Even the subtler and more sacred aspects of Irish heritage have been welcomed with open arms. I need look no further than the lower backs of many Vancouver residents to be warmly reminded of Newgrange (more recognizable around the world for its inspiration of tattoos than for being the oldest roofed structure in the world, older than both the Egyptian pyramids and Stonehenge).

Our Irish “mysticism” has been so well capsulated in both crystals on lanyards and backyard “Beltane” festivals, where well-matured men in purple hats jump over fires of virility. It’s not quite the same as our beloved Bealtaine, but we’re just so happy everyone’s celebrating something.

Why, even our sex lives are celebrated with a wink, with delightful sayings like “Irish twins,” making us chuckle over those old fashioned ideas that us Irish Catholics wouldn’t know where to find birth control if we tried. And our tempers! Has there ever been a richer image than an angry red-headed Irish person?

And, when we’re feeling homesick for the “old country”, we can always pop into just about any corner pub for a “Black and Tan” —reminiscent of so many Bloody Sundays — chased by an “Irish car bomb” shot. We can celebrate Irish music there too…well, at least we think it’s Irish music, though it’s a bit hard to hear over the floor stomps from everyone “Irish dancing.” ‘Twould be a shame to miss out on the ubiquitous Irish jokes, told over a pint of the blackstuff. Jesus would weep to miss a tale about last St. Patrick’s day, when a well-lubricated lad wearing a fuzzy green Leprechaun hat was hauled off in a Paddy Wagon.
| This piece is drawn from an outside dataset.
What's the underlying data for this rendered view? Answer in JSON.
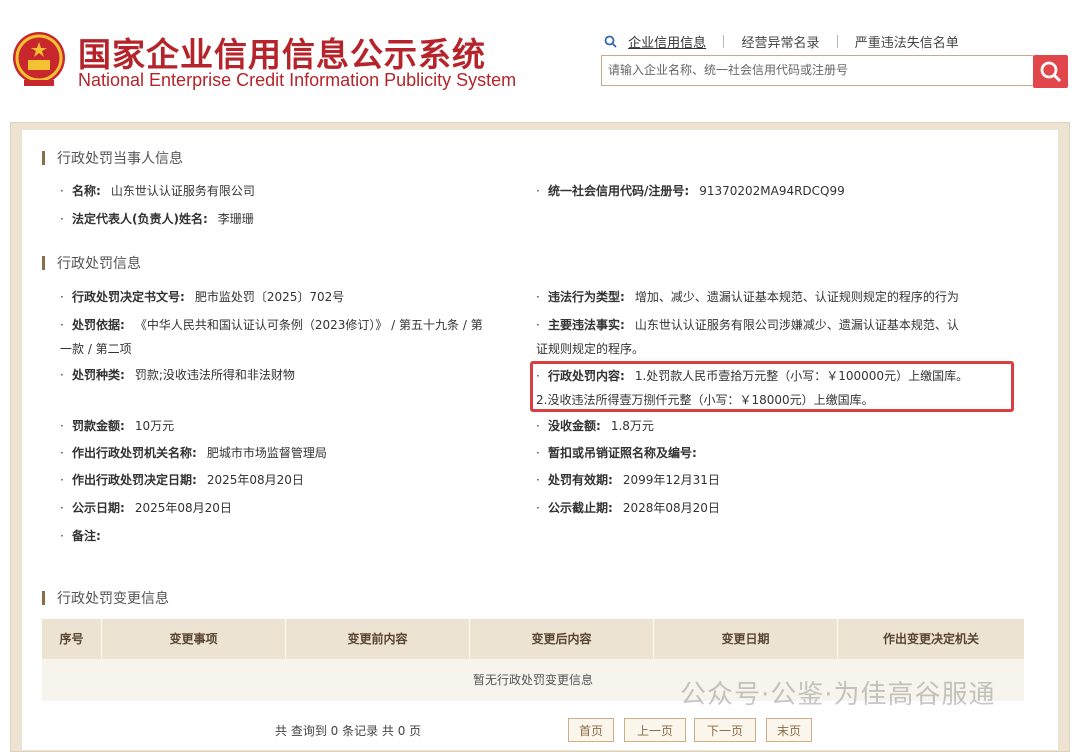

We can chuckle into our drinks, secure in our secret knowledge that a “Paddy Wagon” is a slur created by our colonial oppressors, to bolster perceptions of the Irish as drunks, and that St. Patrick is our patron saint and not a drinking idol. Ah, bless.

Isn’t it a grand thing to know that our Irish culture has so permeated the planet that we can experience the stereotypes from our homeland—still occupied by the British and experiencing the inherited and related issues of alcoholism and unemployment— even in Canada? Can cultural appropriation go so far, and be so deeply engrained, that it no longer matters anymore? While it’s important to recognize the wrongs that have been done against other disenfranchised peoples and cultures, have we sacrificed a close look at our own, shared “Irish” culture? Canadians have forgotten about the painful associations related to power, colonialism, poverty, and disenfranchisement while trying so hard to make us feel at home with their “Irish” stereotypes.

And if the mass appropriation of Irish culture and heritage was to be pointed out, in a bar, on a bus, in a conference, would we merely hear the smug reply: “Ah, well, I’m Irish so I can say these things”?

Illustrations: An Irishman cavorts, as John Bull (England) and Uncle Sam (US) look on (source); Peter Griffin's Irish dad in Fox's "Family Guy" (source); Newgrange kerbstone K52 (source); Random lower back Celtic tattoo, almost certainly from Commercial Drive (source).

Additional readings:

Flight from Famine: the coming of the Irish to Canada, by Donald MacKay

The Course of Irish History, by T.W. Moody, F.X. Martin, Dermot Keogh, and Patrick Kiely

The Green Flag Vol 3: Ourselves Alone, by Robert Kee

How the Irish Saved Civilization, by Thomas Cahill

Our Appropriation (?) of the Month features, written by IPinCH team members, highlight the complexity of 'cultural appropriation' and 'cultural appreciation'.